START DATA EXCERPTS
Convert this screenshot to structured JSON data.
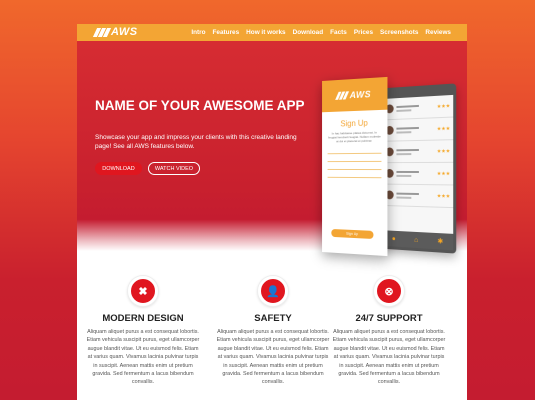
{
  "nav": {
    "logo": "AWS",
    "items": [
      "Intro",
      "Features",
      "How it works",
      "Download",
      "Facts",
      "Prices",
      "Screenshots",
      "Reviews"
    ]
  },
  "hero": {
    "title": "NAME OF YOUR AWESOME APP",
    "subtitle": "Showcase your app and impress your clients with this creative landing page! See all AWS features below.",
    "download_label": "DOWNLOAD",
    "video_label": "WATCH VIDEO"
  },
  "phone": {
    "logo": "AWS",
    "signup_title": "Sign Up",
    "signup_text": "In hac habitasse platea dictumst. In feugiat hendrerit feugiat. Nullam molestie at dui et placerat et pulvinar.",
    "signup_button": "Sign Up",
    "list": [
      {
        "name": "Nelson Brown",
        "sub": "Minimalist"
      },
      {
        "name": "Nelson Brown",
        "sub": "Minimalist"
      },
      {
        "name": "Carla Bird",
        "sub": "Minimalist"
      },
      {
        "name": "Carla Bird",
        "sub": "Minimalist"
      },
      {
        "name": "Nelson Brown",
        "sub": "Minimalist"
      }
    ]
  },
  "features": [
    {
      "icon": "cross-icon",
      "title": "MODERN DESIGN",
      "text": "Aliquam aliquet purus a est consequat lobortis. Etiam vehicula suscipit purus, eget ullamcorper augue blandit vitae. Ut eu euismod felis. Etiam at varius quam. Vivamus lacinia pulvinar turpis in suscipit. Aenean mattis enim ut pretium gravida. Sed fermentum a lacus bibendum convallis."
    },
    {
      "icon": "user-shield-icon",
      "title": "SAFETY",
      "text": "Aliquam aliquet purus a est consequat lobortis. Etiam vehicula suscipit purus, eget ullamcorper augue blandit vitae. Ut eu euismod felis. Etiam at varius quam. Vivamus lacinia pulvinar turpis in suscipit. Aenean mattis enim ut pretium gravida. Sed fermentum a lacus bibendum convallis."
    },
    {
      "icon": "close-circle-icon",
      "title": "24/7 SUPPORT",
      "text": "Aliquam aliquet purus a est consequat lobortis. Etiam vehicula suscipit purus, eget ullamcorper augue blandit vitae. Ut eu euismod felis. Etiam at varius quam. Vivamus lacinia pulvinar turpis in suscipit. Aenean mattis enim ut pretium gravida. Sed fermentum a lacus bibendum convallis."
    }
  ],
  "colors": {
    "accent": "#f3a534",
    "brand_red": "#e0161f",
    "hero_red": "#c8202e"
  }
}
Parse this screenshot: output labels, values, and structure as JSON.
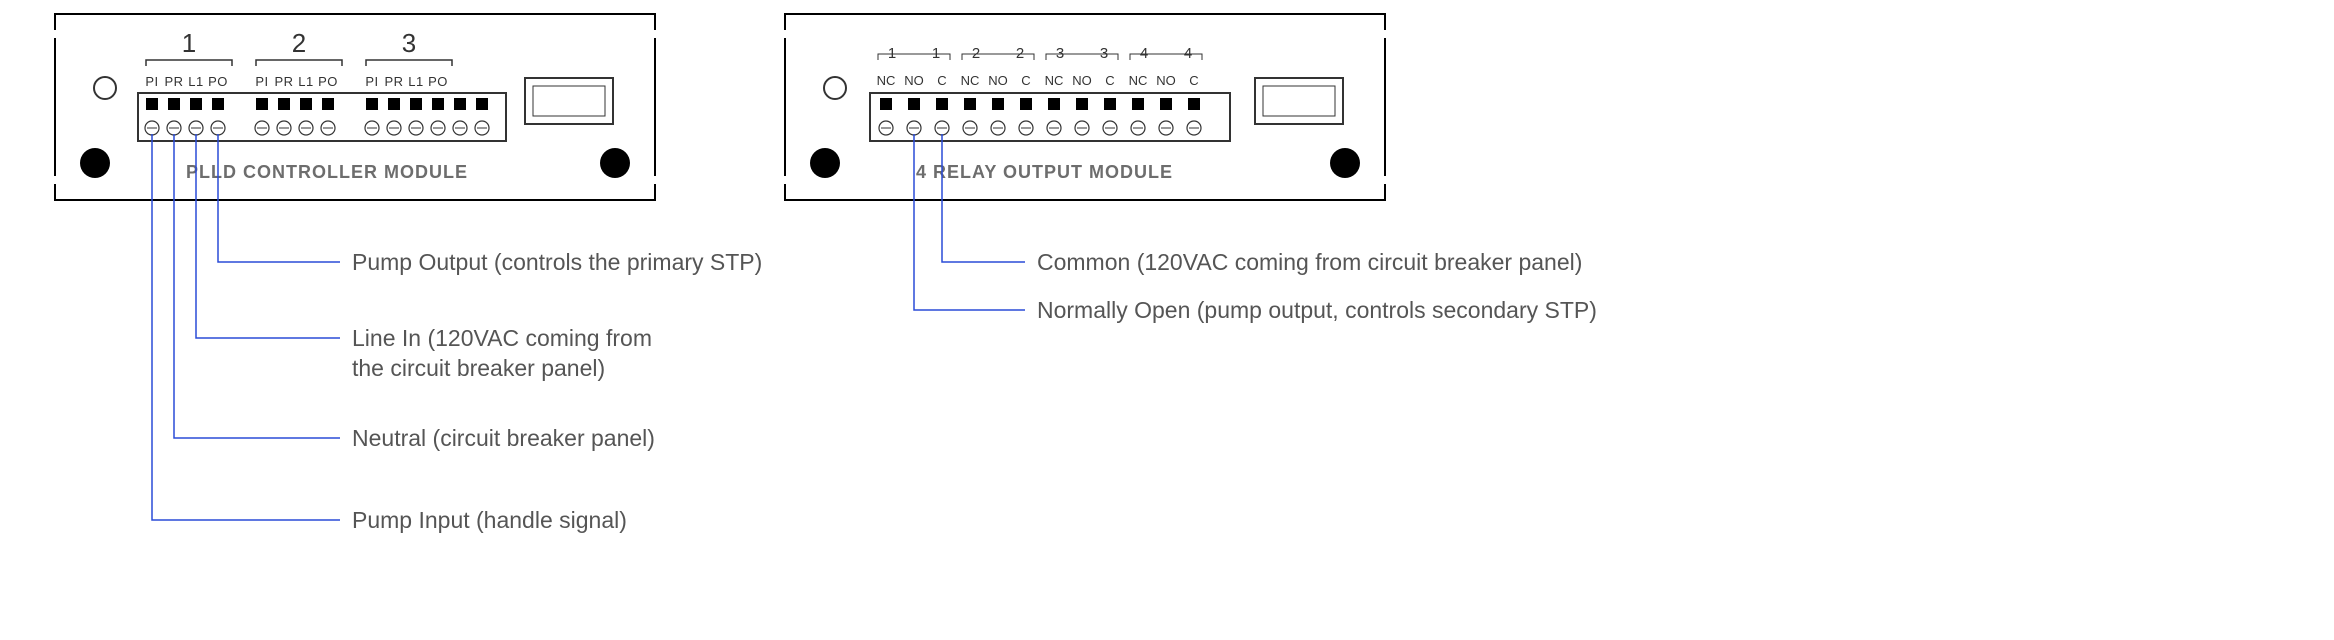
{
  "left_module": {
    "title": "PLLD CONTROLLER MODULE",
    "groups": [
      "1",
      "2",
      "3"
    ],
    "pin_labels": [
      "PI",
      "PR",
      "L1",
      "PO"
    ],
    "callouts": [
      {
        "id": "pump-output",
        "text": "Pump Output (controls the primary STP)"
      },
      {
        "id": "line-in-1",
        "text": "Line In (120VAC coming from"
      },
      {
        "id": "line-in-2",
        "text": "the circuit breaker panel)"
      },
      {
        "id": "neutral",
        "text": "Neutral (circuit breaker panel)"
      },
      {
        "id": "pump-input",
        "text": "Pump Input (handle signal)"
      }
    ]
  },
  "right_module": {
    "title": "4 RELAY OUTPUT MODULE",
    "relay_labels": [
      "1",
      "1",
      "2",
      "2",
      "3",
      "3",
      "4",
      "4"
    ],
    "pin_labels": [
      "NC",
      "NO",
      "C"
    ],
    "callouts": [
      {
        "id": "common",
        "text": "Common (120VAC coming from circuit breaker panel)"
      },
      {
        "id": "normally-open",
        "text": "Normally Open (pump output, controls secondary STP)"
      }
    ]
  }
}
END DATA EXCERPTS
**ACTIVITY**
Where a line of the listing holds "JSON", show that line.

**SOLUTION FOR THIS TASK**
Convert this screenshot to structured JSON data.
Parse this screenshot: output labels, values, and structure as JSON.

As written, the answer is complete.